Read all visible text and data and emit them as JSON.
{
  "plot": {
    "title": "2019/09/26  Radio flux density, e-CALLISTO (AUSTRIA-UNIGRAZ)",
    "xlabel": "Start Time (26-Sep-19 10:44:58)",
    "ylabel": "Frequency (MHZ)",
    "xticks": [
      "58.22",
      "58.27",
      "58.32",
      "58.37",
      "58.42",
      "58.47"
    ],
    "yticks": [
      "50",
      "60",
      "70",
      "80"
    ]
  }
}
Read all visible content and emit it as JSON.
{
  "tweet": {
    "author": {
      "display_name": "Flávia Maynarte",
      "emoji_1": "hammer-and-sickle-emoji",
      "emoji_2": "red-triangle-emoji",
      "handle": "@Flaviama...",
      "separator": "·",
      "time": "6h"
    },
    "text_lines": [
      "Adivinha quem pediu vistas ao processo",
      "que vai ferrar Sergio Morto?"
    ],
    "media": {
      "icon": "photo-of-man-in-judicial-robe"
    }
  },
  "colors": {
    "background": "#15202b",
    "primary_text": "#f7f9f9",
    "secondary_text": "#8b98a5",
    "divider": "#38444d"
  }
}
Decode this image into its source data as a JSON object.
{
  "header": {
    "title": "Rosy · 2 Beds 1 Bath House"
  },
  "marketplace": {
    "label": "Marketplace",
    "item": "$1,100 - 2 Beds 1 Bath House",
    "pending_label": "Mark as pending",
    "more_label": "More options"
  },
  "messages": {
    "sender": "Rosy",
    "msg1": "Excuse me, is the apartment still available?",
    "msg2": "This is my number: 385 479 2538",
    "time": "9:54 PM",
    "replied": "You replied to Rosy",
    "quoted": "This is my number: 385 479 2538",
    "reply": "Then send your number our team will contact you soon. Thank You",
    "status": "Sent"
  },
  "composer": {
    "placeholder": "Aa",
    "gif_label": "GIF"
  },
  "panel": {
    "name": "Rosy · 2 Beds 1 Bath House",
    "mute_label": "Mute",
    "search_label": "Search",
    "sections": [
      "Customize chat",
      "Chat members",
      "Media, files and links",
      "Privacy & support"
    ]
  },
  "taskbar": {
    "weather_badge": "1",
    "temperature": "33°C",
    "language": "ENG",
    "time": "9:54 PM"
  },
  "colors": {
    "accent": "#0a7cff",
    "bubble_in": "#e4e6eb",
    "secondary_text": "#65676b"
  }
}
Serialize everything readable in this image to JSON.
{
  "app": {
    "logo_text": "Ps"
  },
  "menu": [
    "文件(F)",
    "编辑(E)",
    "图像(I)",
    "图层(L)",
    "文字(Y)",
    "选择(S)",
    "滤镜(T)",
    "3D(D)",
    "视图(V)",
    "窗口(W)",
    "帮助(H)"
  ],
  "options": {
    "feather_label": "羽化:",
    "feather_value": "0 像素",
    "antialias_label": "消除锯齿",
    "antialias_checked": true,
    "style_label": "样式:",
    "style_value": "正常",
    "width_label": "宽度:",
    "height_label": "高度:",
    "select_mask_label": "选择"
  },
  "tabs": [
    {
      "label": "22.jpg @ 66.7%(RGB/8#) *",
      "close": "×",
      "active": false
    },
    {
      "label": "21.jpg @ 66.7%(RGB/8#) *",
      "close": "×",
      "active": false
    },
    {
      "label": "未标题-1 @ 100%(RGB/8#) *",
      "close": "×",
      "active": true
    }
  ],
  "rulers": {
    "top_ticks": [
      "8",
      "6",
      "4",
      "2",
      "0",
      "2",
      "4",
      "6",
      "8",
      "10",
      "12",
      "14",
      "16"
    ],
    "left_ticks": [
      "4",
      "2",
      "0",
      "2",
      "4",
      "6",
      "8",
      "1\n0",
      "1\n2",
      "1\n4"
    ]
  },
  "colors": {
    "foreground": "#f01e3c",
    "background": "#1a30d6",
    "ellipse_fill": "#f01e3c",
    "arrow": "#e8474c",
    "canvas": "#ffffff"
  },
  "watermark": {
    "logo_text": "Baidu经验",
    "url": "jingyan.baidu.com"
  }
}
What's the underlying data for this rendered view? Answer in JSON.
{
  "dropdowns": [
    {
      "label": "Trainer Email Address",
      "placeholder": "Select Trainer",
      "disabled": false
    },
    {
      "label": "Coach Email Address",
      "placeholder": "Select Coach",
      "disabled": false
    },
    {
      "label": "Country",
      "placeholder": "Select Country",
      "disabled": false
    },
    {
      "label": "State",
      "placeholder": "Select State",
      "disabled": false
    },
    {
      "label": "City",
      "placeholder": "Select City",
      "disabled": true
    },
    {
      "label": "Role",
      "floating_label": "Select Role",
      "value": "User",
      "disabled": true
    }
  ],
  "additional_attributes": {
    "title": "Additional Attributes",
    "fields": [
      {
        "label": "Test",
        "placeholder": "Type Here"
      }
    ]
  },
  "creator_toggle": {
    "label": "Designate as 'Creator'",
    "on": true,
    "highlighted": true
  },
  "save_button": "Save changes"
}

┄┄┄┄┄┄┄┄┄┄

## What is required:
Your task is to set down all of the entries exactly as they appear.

## Response to this task:
Read all visible text and data and emit them as JSON.
{
  "plot": {
    "title": "2019/09/26  Radio flux density, e-CALLISTO (AUSTRIA-UNIGRAZ)",
    "xlabel": "Start Time (26-Sep-19 10:44:58)",
    "ylabel": "Frequency (MHZ)",
    "xticks": [
      "58.22",
      "58.27",
      "58.32",
      "58.37",
      "58.42",
      "58.47"
    ],
    "yticks": [
      "50",
      "60",
      "70",
      "80"
    ]
  }
}
Read all visible content and emit it as JSON.
{
  "tweet": {
    "author": {
      "display_name": "Flávia Maynarte",
      "emoji_1": "hammer-and-sickle-emoji",
      "emoji_2": "red-triangle-emoji",
      "handle": "@Flaviama...",
      "separator": "·",
      "time": "6h"
    },
    "text_lines": [
      "Adivinha quem pediu vistas ao processo",
      "que vai ferrar Sergio Morto?"
    ],
    "media": {
      "icon": "photo-of-man-in-judicial-robe"
    }
  },
  "colors": {
    "background": "#15202b",
    "primary_text": "#f7f9f9",
    "secondary_text": "#8b98a5",
    "divider": "#38444d"
  }
}
Decode this image into its source data as a JSON object.
{
  "header": {
    "title": "Rosy · 2 Beds 1 Bath House"
  },
  "marketplace": {
    "label": "Marketplace",
    "item": "$1,100 - 2 Beds 1 Bath House",
    "pending_label": "Mark as pending",
    "more_label": "More options"
  },
  "messages": {
    "sender": "Rosy",
    "msg1": "Excuse me, is the apartment still available?",
    "msg2": "This is my number: 385 479 2538",
    "time": "9:54 PM",
    "replied": "You replied to Rosy",
    "quoted": "This is my number: 385 479 2538",
    "reply": "Then send your number our team will contact you soon. Thank You",
    "status": "Sent"
  },
  "composer": {
    "placeholder": "Aa",
    "gif_label": "GIF"
  },
  "panel": {
    "name": "Rosy · 2 Beds 1 Bath House",
    "mute_label": "Mute",
    "search_label": "Search",
    "sections": [
      "Customize chat",
      "Chat members",
      "Media, files and links",
      "Privacy & support"
    ]
  },
  "taskbar": {
    "weather_badge": "1",
    "temperature": "33°C",
    "language": "ENG",
    "time": "9:54 PM"
  },
  "colors": {
    "accent": "#0a7cff",
    "bubble_in": "#e4e6eb",
    "secondary_text": "#65676b"
  }
}
Serialize everything readable in this image to JSON.
{
  "app": {
    "logo_text": "Ps"
  },
  "menu": [
    "文件(F)",
    "编辑(E)",
    "图像(I)",
    "图层(L)",
    "文字(Y)",
    "选择(S)",
    "滤镜(T)",
    "3D(D)",
    "视图(V)",
    "窗口(W)",
    "帮助(H)"
  ],
  "options": {
    "feather_label": "羽化:",
    "feather_value": "0 像素",
    "antialias_label": "消除锯齿",
    "antialias_checked": true,
    "style_label": "样式:",
    "style_value": "正常",
    "width_label": "宽度:",
    "height_label": "高度:",
    "select_mask_label": "选择"
  },
  "tabs": [
    {
      "label": "22.jpg @ 66.7%(RGB/8#) *",
      "close": "×",
      "active": false
    },
    {
      "label": "21.jpg @ 66.7%(RGB/8#) *",
      "close": "×",
      "active": false
    },
    {
      "label": "未标题-1 @ 100%(RGB/8#) *",
      "close": "×",
      "active": true
    }
  ],
  "rulers": {
    "top_ticks": [
      "8",
      "6",
      "4",
      "2",
      "0",
      "2",
      "4",
      "6",
      "8",
      "10",
      "12",
      "14",
      "16"
    ],
    "left_ticks": [
      "4",
      "2",
      "0",
      "2",
      "4",
      "6",
      "8",
      "1\n0",
      "1\n2",
      "1\n4"
    ]
  },
  "colors": {
    "foreground": "#f01e3c",
    "background": "#1a30d6",
    "ellipse_fill": "#f01e3c",
    "arrow": "#e8474c",
    "canvas": "#ffffff"
  },
  "watermark": {
    "logo_text": "Baidu经验",
    "url": "jingyan.baidu.com"
  }
}
What's the underlying data for this rendered view? Answer in JSON.
{
  "dropdowns": [
    {
      "label": "Trainer Email Address",
      "placeholder": "Select Trainer",
      "disabled": false
    },
    {
      "label": "Coach Email Address",
      "placeholder": "Select Coach",
      "disabled": false
    },
    {
      "label": "Country",
      "placeholder": "Select Country",
      "disabled": false
    },
    {
      "label": "State",
      "placeholder": "Select State",
      "disabled": false
    },
    {
      "label": "City",
      "placeholder": "Select City",
      "disabled": true
    },
    {
      "label": "Role",
      "floating_label": "Select Role",
      "value": "User",
      "disabled": true
    }
  ],
  "additional_attributes": {
    "title": "Additional Attributes",
    "fields": [
      {
        "label": "Test",
        "placeholder": "Type Here"
      }
    ]
  },
  "creator_toggle": {
    "label": "Designate as 'Creator'",
    "on": true,
    "highlighted": true
  },
  "save_button": "Save changes"
}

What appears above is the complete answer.